It’s Hard To Hula – If You Can’t Feel Your Feet
By Tai of Allsup
Hawai’i—home to warm sandy beaches, volcanoes and Hawaiians with diabetes. As a state, Hawai’i ranks a respectable 39th in the percentage of adults with diabetes. However, while the state rate is 8.5 percent for the overall population, it is 14 percent among Native Hawaiians.
This is not news. The diabetes disparity in minority populations is well-documented.
According to the Centers for Disease Control and Prevention’s 2014 Diabetes Scorecard, compared with non-Hispanic whites, members of racial and ethnic minority groups are more likely to have diagnosed diabetes (see chart). Native Hawaiians are more than twice as likely as non-Hispanic whites to have diabetes.
Unfortunately, the high prevalence rate in communities of color can make diabetes somewhat “normative.”
Children in my Native Hawaiian family grew up amid glucose testing strips and adults injecting insulin. Diabetes runs in our family, has always been a part of our lives, and many of my relatives viewed their own diagnoses as inevitable.
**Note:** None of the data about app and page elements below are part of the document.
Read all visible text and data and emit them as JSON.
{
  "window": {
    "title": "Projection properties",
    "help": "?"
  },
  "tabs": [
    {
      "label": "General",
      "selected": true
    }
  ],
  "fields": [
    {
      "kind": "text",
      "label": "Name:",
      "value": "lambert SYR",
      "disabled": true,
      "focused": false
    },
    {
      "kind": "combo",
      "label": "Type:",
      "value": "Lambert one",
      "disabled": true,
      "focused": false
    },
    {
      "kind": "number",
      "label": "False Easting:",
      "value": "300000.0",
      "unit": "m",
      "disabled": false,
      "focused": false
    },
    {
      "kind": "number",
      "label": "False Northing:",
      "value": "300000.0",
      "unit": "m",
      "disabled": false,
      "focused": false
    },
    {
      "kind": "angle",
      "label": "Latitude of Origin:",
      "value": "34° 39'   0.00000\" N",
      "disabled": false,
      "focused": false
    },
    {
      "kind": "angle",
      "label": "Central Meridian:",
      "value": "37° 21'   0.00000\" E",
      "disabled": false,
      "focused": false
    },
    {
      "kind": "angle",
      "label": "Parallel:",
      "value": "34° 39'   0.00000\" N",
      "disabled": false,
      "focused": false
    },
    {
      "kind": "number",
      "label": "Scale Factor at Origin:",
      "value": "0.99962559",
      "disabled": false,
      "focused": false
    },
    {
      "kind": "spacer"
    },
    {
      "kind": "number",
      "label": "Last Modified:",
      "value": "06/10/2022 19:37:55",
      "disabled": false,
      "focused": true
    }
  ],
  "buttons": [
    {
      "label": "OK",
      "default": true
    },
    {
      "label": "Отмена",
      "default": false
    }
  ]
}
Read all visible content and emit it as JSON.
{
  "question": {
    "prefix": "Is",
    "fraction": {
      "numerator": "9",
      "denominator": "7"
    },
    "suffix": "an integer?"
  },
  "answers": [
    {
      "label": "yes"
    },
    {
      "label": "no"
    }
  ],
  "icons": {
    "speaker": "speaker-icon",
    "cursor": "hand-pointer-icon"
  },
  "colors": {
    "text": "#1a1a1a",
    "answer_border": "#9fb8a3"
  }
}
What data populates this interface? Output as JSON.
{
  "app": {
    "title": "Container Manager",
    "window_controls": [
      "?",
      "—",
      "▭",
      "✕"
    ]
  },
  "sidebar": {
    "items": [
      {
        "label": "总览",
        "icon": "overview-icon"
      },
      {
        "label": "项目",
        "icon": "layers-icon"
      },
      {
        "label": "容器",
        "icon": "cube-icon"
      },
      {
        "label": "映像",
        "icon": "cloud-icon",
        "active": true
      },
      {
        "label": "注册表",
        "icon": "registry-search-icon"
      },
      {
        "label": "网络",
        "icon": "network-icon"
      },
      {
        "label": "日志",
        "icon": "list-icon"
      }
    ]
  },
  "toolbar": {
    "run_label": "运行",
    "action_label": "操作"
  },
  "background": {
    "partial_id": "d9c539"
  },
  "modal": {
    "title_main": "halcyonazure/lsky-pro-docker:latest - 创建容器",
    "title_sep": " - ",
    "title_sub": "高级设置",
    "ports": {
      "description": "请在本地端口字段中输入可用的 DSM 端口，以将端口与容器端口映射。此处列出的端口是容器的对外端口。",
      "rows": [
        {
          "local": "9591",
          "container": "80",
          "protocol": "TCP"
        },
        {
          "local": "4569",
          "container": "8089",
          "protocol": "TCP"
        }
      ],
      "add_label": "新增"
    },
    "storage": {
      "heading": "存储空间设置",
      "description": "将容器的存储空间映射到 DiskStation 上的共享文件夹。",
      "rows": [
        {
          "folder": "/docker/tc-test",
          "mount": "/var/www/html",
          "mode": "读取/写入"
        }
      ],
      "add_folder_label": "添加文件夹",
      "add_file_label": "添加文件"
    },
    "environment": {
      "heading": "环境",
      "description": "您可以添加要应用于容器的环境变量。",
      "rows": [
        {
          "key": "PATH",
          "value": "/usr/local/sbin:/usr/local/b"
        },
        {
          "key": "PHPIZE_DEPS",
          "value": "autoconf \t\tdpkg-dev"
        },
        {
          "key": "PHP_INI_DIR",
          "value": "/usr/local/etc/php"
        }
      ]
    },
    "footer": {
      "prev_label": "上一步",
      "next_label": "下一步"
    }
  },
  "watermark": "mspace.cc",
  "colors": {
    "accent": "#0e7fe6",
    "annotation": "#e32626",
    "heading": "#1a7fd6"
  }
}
One of the most visible effects of diabetes is blood vessel and nerve damage to the feet. The dry, scaly, black and blue feet of relatives, swollen three to four times their natural size is among my most vivid childhood images. I was in awe of how giant they were, and incredulous when told they did not hurt. I did not understand then, that nerve damage took away all feeling, including the ability to feel pain, heat or cold. This can lead to infections and other complications. People with diabetes are ten times likelier to have their feet and legs removed than those without the disease.
Fortunately, it’s possible to avoid the potential ravages of the disease, such as amputation, heart disease, stroke, kidney disease, blindness, and early death.
With access to healthcare and diabetes education, the serious health complications related to unmanaged diabetes can be prevented. November is National Diabetes Month, and the National Diabetes Education Program has free resources that can help, including: 4 Steps to Manage Your Diabetes for Life.
By making healthy food choices, maintaining a healthy weight, getting physical activity, and taking medication as prescribed, people with diabetes can improve their quality of life.
Individuals who can no longer work because of diabetes should determine their eligibility for Social Security Disability Insurance (SSDI) benefits. SSDI provides a monthly income, access to Medicare, and other important benefits that can help alleviate the stress often associated with spikes in blood glucose levels.
The Affordable Care Act ensures that Americans at higher risk for developing Type 2 diabetes can receive diabetes screenings, diet counseling and obesity screenings with no out-of-pocket costs. Whether you hula, salsa, clog, tinikling, bhangra, para para, do-si-do or whip and nae nae, you’ll do it much better if you’re taking care of yourself.